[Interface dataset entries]
* * * *
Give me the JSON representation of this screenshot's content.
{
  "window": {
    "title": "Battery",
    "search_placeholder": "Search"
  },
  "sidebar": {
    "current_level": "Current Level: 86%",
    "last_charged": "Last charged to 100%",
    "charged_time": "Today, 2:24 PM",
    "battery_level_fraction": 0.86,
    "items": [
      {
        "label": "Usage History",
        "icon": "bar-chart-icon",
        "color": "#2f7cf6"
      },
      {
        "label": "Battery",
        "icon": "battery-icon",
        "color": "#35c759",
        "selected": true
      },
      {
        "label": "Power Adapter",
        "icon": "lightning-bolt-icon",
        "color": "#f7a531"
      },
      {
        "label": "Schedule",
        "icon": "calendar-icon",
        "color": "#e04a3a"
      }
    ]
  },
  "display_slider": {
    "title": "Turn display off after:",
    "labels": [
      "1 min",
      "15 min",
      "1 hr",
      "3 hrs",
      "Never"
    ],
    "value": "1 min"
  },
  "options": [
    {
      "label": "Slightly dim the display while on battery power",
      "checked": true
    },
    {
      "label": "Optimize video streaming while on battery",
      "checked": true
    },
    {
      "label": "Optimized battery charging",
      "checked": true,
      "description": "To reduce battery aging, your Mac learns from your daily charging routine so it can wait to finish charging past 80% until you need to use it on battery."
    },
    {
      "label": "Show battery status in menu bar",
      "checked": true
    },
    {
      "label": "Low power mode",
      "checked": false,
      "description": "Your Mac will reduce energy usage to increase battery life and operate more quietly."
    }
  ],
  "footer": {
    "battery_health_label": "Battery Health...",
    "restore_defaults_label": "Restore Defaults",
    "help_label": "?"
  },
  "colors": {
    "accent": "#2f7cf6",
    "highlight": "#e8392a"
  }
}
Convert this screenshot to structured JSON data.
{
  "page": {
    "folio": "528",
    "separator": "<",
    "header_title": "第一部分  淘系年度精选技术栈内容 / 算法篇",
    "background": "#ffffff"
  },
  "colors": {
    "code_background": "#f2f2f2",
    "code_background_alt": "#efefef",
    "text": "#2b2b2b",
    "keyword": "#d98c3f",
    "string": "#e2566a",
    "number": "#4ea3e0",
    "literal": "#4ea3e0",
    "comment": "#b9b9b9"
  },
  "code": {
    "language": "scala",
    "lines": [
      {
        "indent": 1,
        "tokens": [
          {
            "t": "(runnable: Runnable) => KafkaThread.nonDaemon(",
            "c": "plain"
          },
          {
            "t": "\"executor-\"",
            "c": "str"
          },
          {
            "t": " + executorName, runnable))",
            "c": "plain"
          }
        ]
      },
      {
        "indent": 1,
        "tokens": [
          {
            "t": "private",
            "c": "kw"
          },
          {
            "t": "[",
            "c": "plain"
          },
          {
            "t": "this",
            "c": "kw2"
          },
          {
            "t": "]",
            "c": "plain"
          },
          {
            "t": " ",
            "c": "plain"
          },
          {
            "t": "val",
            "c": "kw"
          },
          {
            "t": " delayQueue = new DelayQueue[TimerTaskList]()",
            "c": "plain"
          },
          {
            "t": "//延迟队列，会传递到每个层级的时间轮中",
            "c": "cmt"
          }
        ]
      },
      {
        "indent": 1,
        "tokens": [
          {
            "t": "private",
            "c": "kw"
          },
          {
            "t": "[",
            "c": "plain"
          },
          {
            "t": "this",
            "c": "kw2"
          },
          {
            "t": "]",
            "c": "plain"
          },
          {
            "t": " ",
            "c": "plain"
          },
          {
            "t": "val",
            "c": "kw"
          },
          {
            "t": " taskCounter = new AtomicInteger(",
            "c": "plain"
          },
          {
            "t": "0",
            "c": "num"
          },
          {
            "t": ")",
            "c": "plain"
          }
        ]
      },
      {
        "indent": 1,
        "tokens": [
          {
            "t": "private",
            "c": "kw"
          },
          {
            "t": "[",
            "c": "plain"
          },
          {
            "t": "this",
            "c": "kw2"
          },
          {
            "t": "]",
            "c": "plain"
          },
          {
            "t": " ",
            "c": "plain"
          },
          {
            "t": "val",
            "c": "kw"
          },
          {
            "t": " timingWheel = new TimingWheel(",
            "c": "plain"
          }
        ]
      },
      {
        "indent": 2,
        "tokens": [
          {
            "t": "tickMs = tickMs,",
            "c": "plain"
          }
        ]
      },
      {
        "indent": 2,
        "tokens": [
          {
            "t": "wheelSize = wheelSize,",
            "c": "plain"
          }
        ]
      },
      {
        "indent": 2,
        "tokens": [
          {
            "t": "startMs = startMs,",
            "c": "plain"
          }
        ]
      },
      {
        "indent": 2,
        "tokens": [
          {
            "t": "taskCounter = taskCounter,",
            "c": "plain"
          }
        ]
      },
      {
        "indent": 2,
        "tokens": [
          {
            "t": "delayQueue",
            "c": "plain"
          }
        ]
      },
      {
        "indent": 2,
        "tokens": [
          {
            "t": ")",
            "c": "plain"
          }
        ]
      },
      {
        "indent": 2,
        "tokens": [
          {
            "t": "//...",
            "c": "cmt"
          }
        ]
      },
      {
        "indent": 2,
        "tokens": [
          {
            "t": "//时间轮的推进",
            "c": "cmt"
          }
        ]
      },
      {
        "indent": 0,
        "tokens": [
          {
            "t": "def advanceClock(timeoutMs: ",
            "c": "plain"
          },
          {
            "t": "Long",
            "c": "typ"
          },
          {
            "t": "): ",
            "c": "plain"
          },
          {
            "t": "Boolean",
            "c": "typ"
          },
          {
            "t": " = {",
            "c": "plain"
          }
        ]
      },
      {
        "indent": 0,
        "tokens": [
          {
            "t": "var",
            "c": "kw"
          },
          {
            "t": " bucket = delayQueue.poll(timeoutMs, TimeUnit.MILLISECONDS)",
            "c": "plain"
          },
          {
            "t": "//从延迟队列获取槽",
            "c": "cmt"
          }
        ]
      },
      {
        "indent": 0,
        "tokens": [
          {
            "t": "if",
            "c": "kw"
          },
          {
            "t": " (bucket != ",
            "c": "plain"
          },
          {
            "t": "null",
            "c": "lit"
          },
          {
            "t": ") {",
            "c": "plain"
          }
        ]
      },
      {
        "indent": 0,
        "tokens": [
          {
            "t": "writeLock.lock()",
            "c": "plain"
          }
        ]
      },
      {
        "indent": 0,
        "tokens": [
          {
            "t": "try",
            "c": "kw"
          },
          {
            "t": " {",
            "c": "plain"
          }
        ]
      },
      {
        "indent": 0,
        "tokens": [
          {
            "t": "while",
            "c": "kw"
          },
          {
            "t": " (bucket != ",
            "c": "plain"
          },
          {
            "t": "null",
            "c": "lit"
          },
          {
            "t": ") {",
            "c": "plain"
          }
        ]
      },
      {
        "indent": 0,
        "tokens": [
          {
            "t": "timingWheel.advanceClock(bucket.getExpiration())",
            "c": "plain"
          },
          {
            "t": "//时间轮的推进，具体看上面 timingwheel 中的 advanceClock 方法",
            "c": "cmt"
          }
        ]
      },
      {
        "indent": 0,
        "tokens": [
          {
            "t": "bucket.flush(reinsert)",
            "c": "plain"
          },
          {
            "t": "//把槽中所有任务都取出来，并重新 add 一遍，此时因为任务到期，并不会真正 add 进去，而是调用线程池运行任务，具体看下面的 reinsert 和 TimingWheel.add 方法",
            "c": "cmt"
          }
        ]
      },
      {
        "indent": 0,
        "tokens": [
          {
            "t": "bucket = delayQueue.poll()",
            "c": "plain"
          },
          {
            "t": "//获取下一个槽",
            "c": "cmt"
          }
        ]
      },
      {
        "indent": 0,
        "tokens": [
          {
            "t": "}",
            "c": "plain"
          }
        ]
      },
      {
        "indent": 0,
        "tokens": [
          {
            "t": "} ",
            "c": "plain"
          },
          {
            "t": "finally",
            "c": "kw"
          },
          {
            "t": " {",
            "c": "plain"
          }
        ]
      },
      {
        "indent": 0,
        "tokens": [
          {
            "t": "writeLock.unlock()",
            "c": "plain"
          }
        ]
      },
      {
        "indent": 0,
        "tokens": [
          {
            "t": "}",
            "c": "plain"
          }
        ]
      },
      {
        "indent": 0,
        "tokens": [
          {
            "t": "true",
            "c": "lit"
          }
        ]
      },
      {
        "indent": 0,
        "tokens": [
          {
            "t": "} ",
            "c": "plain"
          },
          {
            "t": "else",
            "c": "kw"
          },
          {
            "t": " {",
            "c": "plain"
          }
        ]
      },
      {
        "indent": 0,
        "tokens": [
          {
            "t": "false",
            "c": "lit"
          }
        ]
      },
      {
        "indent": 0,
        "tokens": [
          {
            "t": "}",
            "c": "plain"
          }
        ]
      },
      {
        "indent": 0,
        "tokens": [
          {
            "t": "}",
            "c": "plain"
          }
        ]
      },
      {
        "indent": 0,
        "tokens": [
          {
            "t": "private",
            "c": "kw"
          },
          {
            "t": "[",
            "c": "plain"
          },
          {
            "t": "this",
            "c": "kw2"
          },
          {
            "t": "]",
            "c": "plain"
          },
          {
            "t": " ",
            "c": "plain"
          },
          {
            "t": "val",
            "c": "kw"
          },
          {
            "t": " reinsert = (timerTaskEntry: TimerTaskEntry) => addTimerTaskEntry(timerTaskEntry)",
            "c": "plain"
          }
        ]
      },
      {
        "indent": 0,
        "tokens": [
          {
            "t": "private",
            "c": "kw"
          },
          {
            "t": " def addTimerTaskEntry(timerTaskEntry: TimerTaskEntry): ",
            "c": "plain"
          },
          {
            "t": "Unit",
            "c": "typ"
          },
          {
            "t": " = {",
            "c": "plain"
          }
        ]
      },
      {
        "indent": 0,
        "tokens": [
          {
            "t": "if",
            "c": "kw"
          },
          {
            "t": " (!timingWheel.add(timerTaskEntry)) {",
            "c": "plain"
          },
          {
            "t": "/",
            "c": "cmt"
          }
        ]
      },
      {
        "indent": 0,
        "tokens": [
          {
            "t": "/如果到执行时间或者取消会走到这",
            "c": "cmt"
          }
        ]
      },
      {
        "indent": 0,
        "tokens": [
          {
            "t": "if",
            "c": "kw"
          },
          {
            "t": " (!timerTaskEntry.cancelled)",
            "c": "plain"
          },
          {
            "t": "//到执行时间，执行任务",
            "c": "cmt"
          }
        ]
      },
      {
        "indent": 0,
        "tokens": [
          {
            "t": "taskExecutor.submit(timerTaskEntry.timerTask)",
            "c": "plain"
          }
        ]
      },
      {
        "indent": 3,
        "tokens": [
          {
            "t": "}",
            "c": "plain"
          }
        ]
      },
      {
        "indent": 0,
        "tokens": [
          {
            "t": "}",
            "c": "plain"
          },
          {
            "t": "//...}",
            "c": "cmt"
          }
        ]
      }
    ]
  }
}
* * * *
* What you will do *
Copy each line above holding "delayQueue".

* Written answer *
            "t": " delayQueue = new DelayQueue[TimerTaskList]()",
            "t": "delayQueue",
            "t": " bucket = delayQueue.poll(timeoutMs, TimeUnit.MILLISECONDS)",
            "t": "bucket = delayQueue.poll()",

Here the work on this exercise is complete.